When operating on a patient with a disc prolapse in the neck, the surgeon has three options:
To simply remove the prolapsed disc, with any protruding bone (osteophyte), and leave the residual disc in place. This is referred to as a cervical discectomy and is performed most commonly in the lumbar spine with generally good results. It is simple and tends to leave the joint a little more flexible than it was. Sometimes this can result in the joint becoming too flexible, as after a year or so most cases will show that the bone has grown across the disc space making it stiffer than before. This may then lead to adjacent discs becoming more worn and then prolapsing some years later in up to a quarter of cases. In a small proportion of cases, probably less than 10%, bone formation at the edge of the disc (osteophytes) can compress the emerging nerve roots which can give rise to new symptoms, usually in the arms.
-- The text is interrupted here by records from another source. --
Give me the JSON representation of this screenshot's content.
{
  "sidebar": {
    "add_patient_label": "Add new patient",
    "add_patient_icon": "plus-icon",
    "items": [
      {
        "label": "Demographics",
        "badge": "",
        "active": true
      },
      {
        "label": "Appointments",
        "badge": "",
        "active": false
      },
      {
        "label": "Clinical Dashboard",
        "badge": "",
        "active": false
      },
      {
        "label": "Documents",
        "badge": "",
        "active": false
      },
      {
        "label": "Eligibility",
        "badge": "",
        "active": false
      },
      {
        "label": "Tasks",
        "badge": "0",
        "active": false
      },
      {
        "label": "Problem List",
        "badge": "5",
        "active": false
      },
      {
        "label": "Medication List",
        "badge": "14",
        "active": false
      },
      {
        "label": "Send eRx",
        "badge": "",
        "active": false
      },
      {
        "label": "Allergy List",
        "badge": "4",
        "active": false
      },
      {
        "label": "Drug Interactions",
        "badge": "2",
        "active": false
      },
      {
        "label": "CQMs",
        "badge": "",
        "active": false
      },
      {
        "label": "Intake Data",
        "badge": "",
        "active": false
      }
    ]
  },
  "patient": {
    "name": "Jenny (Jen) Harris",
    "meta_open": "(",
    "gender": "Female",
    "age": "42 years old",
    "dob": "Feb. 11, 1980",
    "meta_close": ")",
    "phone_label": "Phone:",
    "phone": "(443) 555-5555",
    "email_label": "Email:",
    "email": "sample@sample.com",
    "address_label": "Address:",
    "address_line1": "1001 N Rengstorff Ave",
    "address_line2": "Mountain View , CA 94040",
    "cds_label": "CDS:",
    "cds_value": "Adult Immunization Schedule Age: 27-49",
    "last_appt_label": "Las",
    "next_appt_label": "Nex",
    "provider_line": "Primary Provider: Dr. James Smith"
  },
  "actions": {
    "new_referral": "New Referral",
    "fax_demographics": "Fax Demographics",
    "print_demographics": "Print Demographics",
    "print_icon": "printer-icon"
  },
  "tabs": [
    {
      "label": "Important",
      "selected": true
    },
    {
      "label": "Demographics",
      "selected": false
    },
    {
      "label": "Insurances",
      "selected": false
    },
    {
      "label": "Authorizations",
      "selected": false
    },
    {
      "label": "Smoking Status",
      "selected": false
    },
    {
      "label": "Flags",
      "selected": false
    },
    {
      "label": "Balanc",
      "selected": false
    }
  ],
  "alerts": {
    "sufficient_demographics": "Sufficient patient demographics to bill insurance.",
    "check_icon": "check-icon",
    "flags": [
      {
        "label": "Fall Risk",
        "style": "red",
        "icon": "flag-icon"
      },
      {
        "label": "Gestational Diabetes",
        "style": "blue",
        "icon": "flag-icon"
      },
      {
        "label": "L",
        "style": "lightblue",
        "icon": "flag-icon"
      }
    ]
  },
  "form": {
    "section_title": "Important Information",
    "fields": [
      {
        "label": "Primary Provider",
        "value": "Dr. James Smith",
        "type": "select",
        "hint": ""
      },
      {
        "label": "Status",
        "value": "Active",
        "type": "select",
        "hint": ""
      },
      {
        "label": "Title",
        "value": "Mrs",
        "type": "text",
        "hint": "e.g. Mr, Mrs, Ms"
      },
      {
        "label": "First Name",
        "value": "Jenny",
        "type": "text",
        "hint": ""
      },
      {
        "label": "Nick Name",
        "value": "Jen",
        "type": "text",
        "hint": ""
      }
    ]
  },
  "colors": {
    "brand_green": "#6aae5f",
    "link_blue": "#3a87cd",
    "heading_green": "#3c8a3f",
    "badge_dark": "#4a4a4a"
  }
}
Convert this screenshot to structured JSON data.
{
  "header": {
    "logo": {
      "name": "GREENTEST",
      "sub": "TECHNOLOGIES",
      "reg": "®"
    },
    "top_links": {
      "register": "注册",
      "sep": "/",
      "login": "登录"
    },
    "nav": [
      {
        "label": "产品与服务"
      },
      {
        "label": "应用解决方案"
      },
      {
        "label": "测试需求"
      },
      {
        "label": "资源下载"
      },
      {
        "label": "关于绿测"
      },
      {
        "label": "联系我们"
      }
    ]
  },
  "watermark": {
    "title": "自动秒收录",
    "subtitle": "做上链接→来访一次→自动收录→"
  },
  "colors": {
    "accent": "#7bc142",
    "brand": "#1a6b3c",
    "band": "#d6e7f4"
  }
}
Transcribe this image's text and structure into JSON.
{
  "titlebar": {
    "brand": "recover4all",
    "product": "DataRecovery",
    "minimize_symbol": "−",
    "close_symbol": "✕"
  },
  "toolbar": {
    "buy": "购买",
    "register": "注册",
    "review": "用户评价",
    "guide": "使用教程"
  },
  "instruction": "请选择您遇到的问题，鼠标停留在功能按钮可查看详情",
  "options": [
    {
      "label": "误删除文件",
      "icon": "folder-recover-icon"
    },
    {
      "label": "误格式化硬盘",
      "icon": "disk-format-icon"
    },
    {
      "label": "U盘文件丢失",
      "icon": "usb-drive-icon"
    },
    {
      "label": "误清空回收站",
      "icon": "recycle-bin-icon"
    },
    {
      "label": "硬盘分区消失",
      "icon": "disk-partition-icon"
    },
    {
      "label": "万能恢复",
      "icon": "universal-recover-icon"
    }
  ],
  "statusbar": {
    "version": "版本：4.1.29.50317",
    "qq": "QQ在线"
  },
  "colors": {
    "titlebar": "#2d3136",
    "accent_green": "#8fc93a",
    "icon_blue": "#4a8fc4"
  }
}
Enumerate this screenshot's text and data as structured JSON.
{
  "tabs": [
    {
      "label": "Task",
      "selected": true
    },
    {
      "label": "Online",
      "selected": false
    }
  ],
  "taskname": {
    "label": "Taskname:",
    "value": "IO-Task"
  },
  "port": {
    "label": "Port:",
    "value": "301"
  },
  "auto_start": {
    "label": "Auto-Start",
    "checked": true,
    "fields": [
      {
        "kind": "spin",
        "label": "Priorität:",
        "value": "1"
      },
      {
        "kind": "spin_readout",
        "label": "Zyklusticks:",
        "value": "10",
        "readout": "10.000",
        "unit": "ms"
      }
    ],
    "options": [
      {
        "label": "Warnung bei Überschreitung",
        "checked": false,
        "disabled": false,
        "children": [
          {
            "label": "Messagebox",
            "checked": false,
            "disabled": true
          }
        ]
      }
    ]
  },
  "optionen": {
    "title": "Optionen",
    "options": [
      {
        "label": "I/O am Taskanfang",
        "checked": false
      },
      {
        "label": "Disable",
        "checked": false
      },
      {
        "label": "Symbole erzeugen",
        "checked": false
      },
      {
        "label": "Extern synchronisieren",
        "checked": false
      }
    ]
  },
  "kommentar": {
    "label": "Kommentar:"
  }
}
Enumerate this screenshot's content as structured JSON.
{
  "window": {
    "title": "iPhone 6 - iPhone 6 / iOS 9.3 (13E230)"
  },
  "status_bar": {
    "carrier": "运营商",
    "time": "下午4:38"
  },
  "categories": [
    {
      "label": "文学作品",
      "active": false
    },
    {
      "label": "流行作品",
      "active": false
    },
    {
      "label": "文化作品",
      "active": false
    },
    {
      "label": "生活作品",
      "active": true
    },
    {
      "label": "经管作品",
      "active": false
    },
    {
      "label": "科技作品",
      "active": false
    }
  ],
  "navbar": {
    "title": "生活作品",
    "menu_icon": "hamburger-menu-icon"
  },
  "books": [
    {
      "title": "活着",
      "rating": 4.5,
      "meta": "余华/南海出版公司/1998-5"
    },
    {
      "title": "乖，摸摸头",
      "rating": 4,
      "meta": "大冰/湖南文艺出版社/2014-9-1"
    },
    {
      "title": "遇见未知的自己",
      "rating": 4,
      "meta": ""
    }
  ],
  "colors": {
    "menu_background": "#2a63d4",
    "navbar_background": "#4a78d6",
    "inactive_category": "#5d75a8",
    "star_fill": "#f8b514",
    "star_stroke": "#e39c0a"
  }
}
Alternatively the surgeon can choose to fuse the disc space by putting bone graft or a small spacer, a small plastic ring through which bone grows, into the disc space. This is the basis of the anterior cervical discectomy and fusion, which has been the most commonly, performed procedure for a cervical disc prolapse over the years. It has been very successful for the treatment of acute severe arm pain (brachialgia) caused by a disc compression of a cervical nerve root. However, some disadvantages have emerged after surgery aside from the immediate complications. Up to a quarter of patients returned some years later because the adjacent disc level was causing new symptoms; usually another nerve being compressed, causing recurring arm pain.
These recurring problems have lead to new research aimed at keep the disc moving by replacing it with a moving prosthesis, or disc replacement. This is known as cervical arthroplasty. The first of these disc replacements did not produce better results than fusion, but new developments rising from advances in materials and in the treatment of other joint replacements (hips, knees, toes, fingers) have led to a variety of successful cervical disc replacements. They are largely easy to insert after removal of the disc and are monitored by direct vision as well as intra-operative X rays, to gain optimal positioning. Long term outcome (seven year post operation) has now been documented in a number of prospective randomised clinical trials. Overall, the risk of a second operation is around 17% if the disc is fused compared to around 6% using a disc replacement.
Most disc replacements are made from titanium with a plastic ball and socket joint construction. Original disc replacements consisted of titanium on titanium ball and socket structures that have the potential to produce micro fragments of metal that may be disadvantageous, although this is not yet certain. Some are ceramic, which has the advantage of little or no artefact on imaging using magnetic resonance (MR scan). A titanium based implant usually obscures the image on the scan. From the patient’s perspective, the approach and the resulting scar are similar to decompression and fusion (a transverse skin crease neck incision), and the early neck stiffness is much the same. Hospital stay is usually overnight only. Although clinicians will not advise a disc replacement in a patient with significant spinal cord compression, in younger patients particularly this is emerging as the procedure of choice.
Following a disc replacement, care is largely similar to cervical fusion; no collar is required routinely, and physiotherapy is usually commenced at about three weeks after operation. Return to work is usually from three weeks onwards, depending on the nature of work. An ache between the shoulder blades may persist for 5 to 6 weeks, and some patients notice a clicking noise for a few weeks after insertion which then fades. Sports players will probably benefit from a specific neck strengthening programme prior to retiring to sport.